This is not a small problem. The Associated Press' sources now say that there's an average of one so-called "streamer" every two minutes at the $2.2 billion Ivanpah Dry Lake facility. (They're called streamers due to the trail of smoke the burned birds produce as their carcasses fall to the Earth.) The problem is bad enough that federal wildlife investigators want to stop the plant's owner, BrightSource Energy, from opening an even larger solar farm directly in the flight path of over 100 species of birds, including golden eagles and peregrine falcons. That plant would be four times as dangerous to birds as Ivanpah.
But don't worry. BrightSource Energy has a solution. One of the company's executives told the AP that BrightSource will cough up $1.8 million in compensation for the anticipated bird deaths at the new plant. This money, he says, could be used to spay and neuter cats—which kill billions of birds every year.

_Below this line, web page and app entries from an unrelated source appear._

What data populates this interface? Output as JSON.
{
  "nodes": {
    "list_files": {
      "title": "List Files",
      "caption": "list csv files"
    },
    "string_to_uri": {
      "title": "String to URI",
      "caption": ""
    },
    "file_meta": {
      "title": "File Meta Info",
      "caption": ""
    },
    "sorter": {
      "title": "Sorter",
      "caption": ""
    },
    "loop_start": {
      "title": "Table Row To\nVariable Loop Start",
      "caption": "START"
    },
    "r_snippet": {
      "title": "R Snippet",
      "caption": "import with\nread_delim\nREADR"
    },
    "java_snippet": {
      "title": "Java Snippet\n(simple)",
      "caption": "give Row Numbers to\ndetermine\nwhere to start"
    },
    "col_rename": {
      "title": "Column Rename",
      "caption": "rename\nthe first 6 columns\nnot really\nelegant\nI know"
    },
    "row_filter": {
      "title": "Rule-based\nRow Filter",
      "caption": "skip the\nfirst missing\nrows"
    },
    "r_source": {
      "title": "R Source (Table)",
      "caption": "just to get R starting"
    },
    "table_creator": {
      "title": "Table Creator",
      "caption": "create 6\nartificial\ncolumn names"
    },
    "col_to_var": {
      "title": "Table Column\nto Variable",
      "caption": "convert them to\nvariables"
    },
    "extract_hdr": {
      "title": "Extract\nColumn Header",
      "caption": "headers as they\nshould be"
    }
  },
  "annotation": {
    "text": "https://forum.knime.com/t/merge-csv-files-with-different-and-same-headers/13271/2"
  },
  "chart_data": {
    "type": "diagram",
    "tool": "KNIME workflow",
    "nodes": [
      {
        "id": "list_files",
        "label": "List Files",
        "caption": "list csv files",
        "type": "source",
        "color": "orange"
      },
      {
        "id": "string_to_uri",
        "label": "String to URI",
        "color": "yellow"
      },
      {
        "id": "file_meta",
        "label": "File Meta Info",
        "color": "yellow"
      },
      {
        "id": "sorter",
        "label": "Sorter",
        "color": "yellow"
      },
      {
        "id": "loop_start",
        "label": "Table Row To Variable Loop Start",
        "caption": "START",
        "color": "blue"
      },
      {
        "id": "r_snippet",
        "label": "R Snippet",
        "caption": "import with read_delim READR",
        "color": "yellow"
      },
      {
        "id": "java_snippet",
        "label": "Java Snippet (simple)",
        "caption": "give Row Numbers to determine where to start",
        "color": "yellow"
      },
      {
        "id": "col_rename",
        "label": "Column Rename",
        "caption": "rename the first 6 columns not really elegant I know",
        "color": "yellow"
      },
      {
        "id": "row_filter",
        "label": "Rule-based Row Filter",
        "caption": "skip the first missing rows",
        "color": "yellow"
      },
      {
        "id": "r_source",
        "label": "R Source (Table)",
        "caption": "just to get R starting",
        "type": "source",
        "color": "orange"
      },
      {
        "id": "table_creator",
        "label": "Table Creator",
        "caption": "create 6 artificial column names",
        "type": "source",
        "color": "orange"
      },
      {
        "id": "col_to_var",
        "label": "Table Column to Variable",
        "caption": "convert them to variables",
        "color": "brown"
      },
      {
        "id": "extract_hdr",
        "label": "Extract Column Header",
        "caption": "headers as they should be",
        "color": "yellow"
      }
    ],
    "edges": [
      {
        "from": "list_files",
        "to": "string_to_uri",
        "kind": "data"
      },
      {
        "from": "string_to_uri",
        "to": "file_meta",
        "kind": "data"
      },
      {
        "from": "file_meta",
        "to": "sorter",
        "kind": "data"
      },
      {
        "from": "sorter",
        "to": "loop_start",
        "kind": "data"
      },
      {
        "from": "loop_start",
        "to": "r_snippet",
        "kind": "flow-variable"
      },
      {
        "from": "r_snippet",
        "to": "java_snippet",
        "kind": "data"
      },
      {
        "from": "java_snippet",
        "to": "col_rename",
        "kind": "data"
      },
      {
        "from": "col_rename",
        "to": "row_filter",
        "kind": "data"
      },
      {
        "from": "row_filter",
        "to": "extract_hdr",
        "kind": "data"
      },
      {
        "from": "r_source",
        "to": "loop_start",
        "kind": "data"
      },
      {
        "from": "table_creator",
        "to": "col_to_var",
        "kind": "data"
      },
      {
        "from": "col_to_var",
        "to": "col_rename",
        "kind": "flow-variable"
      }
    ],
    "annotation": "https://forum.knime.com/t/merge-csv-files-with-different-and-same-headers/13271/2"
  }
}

The idea creates more questions than it answers. How exactly will spaying and neutering keep the cats from killing birds—aside from the simple fact that the cats would reproduce less? Wouldn't the right solution be to figure out a way to steer the gigantic death ray death away from the poor innocent birds? The AP reports that "opponents say that would do nothing to help the desert birds at the proposed site." And those opponents sound right!